Task item: Copy every line in the records below that contains the word "oauth".

Web page and app entries
◇ ◇ ◇ ◇ ◇ ◇ ◇

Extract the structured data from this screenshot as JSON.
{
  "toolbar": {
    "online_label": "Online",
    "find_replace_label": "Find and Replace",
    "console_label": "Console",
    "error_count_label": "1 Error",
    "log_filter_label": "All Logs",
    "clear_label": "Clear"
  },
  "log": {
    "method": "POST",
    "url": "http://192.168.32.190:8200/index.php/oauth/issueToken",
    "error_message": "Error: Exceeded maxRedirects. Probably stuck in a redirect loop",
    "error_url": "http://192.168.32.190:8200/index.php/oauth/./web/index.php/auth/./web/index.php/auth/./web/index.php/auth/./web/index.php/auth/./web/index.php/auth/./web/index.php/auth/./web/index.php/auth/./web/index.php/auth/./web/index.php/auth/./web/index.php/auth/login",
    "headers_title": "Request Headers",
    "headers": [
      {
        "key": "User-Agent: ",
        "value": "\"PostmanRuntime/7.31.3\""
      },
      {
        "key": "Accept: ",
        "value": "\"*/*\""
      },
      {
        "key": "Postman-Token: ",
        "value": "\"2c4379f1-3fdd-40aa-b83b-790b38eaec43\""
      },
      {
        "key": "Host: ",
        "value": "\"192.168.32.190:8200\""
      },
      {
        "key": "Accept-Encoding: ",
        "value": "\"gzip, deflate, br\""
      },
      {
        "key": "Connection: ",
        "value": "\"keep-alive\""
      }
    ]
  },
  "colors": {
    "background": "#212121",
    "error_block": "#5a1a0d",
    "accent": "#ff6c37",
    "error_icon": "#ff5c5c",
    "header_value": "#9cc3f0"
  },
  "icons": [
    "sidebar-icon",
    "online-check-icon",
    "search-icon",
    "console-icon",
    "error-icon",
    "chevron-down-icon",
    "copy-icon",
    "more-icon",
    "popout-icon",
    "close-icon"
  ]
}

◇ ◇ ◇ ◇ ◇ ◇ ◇

Answer to this exercise:
    "url": "http://192.168.32.190:8200/index.php/oauth/issueToken",
    "error_url": "http://192.168.32.190:8200/index.php/oauth/./web/index.php/auth/./web/index.php/auth/./web/index.php/auth/./web/index.php/auth/./web/index.php/auth/./web/index.php/auth/./web/index.php/auth/./web/index.php/auth/./web/index.php/auth/./web/index.php/auth/login",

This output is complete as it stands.